Overview of the basic principles of a
draft Supply Management Plan:

  1. Develop a system that sends a clear signal to organic milk producers when there is too much organic milk.
  2. Must be mandatory across the country: if you produce organic milk you are in the program.
  3. USDA will provide meaningful utilization and production data through mandatory electronic reporting, similar to the non-organic market. This data is available within the current system.
  4. Automatic trigger levels for under utilization will be pre-determined through a process that includes processors and producers. Trigger levels could be different for differ
    ent times of the year.
  5. AMS/USDA or independent entity charged with monitoring the system will assess demand based on utilization and will set the program in motion if triggers are reached.
  6. When the program is “triggered”, all producers will be encouraged to reduce milk volume. Recent production (prior to trigger) will be used as baseline for each operation. Farms will receive $0 for milk produced above (Baseline X Utilization) whereas those who cut the volume of raw milk they ship to match utilization will be paid the full price.
  7. Processors pay for all milk regardless of quota – cannot blend the price.
  8. Over quota milk income goes to pay for the SMP and marketing of organic dairy products – cost of data collection, accounting and administration.

In Conclusion:

In this low-cost paradigm, the organic industry will go the way of the conventional world, with the lowest price gaining ground on limited contracts, driving down farm-gate prices for all organic farmers. Ultimately, this will lead to the demise of the smaller or midsized herds with higher operating costs, or our young farmers who are less well capitalized. These discussions are key to the future of our industry and we need input from all producers, processors and consumers as we move forward. Please join the discussions at the NODPA Field Days and support innovative and sustainable solutions to the future of our industry.

The SMC outlines some general principles that we felt were critical to the process.

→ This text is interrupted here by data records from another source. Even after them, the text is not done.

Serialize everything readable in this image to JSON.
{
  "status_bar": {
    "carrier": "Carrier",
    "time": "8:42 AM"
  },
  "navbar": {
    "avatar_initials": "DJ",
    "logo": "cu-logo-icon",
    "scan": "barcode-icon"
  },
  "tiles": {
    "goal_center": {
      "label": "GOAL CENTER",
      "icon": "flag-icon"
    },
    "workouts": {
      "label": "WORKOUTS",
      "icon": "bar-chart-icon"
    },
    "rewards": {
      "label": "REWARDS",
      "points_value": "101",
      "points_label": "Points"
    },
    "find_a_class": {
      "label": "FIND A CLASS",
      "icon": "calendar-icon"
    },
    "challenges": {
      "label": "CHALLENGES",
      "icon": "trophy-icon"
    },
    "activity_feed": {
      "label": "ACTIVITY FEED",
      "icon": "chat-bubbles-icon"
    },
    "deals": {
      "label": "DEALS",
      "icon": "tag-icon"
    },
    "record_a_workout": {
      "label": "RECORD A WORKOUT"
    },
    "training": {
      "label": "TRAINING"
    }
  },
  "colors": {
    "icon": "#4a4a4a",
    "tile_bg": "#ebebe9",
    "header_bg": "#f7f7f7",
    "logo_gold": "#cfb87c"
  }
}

There are a number of details that have yet to be fully elucidated and will require producer input. The committee welcomes input. A full workshop session and open discussion will take place at the NODPA Field Days in Unity Maine on October 7 and 8 and a seminar and discussion at the WODPA Conference in October 19 and 20 in Modesto, CA.